The Supreme Court on Wednesday agreed to hear a plea filed by the National Commission for Women challenging the recent Bombay High Court verdict which said that groping a minor’s breast without “skin-to-skin contact” cannot be termed as sexual assault under the Protection of Children from Sexual Offences Act, PTI reported

A three judge bench of Chief Justice of India SA Bobde and Justices AS Bopanna and V Ramasubramanian issued a notice to the Maharashtra government, seeking its response to the NCW plea. The court also issued another notice to the accused in the case on a separate plea filed by the state of Maharashtra against the High Court verdict.

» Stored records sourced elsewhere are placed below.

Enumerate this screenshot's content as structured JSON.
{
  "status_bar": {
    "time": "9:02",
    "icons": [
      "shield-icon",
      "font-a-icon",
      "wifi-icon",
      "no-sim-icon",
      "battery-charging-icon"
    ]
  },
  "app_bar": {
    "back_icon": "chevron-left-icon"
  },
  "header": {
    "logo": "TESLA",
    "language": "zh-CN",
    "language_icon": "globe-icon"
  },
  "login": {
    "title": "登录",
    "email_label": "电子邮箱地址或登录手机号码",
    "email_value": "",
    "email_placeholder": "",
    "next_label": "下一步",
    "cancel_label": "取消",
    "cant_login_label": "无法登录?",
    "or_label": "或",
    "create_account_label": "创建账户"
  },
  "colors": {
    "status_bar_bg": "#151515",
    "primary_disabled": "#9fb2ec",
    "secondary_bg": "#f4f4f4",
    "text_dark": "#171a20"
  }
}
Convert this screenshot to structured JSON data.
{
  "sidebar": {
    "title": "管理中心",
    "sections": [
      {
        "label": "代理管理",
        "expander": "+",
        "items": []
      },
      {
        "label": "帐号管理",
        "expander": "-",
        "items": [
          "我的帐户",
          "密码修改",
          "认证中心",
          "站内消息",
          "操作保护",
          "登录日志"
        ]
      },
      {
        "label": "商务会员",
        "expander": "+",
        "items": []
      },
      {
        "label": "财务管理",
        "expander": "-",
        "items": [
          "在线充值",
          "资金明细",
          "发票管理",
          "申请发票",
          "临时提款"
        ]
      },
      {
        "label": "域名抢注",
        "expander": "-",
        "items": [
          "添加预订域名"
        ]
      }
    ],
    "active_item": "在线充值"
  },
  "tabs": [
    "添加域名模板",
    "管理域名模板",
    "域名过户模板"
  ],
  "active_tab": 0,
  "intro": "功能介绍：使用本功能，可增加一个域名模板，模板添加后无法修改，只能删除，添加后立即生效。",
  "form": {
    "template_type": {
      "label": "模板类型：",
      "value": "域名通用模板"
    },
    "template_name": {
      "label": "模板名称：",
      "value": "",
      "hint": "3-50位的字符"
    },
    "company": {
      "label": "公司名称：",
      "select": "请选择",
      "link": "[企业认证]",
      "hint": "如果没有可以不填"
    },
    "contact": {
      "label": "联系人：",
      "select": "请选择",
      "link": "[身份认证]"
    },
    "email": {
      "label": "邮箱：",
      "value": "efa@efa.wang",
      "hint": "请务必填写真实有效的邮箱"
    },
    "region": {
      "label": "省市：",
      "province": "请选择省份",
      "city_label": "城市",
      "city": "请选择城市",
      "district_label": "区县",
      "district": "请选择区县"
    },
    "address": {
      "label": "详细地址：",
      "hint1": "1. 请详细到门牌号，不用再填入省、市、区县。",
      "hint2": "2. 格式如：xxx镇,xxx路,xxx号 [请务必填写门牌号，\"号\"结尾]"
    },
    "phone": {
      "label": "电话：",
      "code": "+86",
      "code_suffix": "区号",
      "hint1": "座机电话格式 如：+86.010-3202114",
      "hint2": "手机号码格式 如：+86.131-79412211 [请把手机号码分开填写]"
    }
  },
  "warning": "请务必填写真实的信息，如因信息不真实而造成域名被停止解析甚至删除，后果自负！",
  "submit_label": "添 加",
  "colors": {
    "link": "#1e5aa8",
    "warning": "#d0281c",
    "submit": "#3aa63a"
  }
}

Earlier on January 27, the Supreme Court had stayed the High Court verdict after Attorney General KK Venugopal submitted that the judgement was “unprecedented” and was “likely to set a dangerous precedent”. The court had also asked Venugopal to file a petition against the judgement.

In Wednesday’s hearing, Bobde asked Senior Advocate Geeta Luthra, appearing for NCW, why the plea should be entertained when the verdict had already been stayed. To this, Luthra referred to provisions under the NCW Act and said that the statute provides that the commission should move court for correction if any such matter came up, reported PTI.

In its plea, the NCW submitted that if such a perverse interpretation of physical contact is allowed, it will adversely impact the basic rights of women, who are victims of sexual offences in the society and will undermine the beneficial statutory safeguards prescribed under various legislations aimed at protecting the interest of women.

While it allowed the NCW plea, the Supreme Court said that it will not entertain petitions filed by non-government organisations such as the Bharatiya Stree Sakthi and Youth Bar Association as the state had already challenged the judgement, Live Law reported. The court however allowed the NGOs to approach the attorney general, who has also filed a petition against the judgement, to raise their points.

The controversial Bombay HC verdict

In a judgement passed on January 19, the Bombay High Court had ruled that groping a minor’s breast without removing their top did not fall into the category of sexual assault defined under Section 7 of the Act. A bench of Justice Pushpa Ganediwala was hearing an appeal against the conviction in a case where a man had allegedly taken a minor girl to his house on the pretext of offering her a fruit, pressed her breasts and partially stripped her.

Section 7 of the POCSO Act states, “Whoever, with sexual intent touches the vagina, penis, anus or breast of the child or makes the child touch the vagina, penis, anus or breast of such person or any other person, or does any other act with sexual intent which involves physical contact without penetration, is said to commit sexual assault.”

Based on the above definition, the court concluded that for a person to be held guilty under this law, the act would have to be committed with a “sexual intent”, and it must involve “touching the vagina, penis, anus or breast of the child or any other act, which are similar to the acts specifically mentioned in the provision”.

The judge, therefore, acquitted the accused under POCSO Act, while upholding his conviction under Section 354 of the Indian Penal Code, which criminalises outraging the modesty of a woman.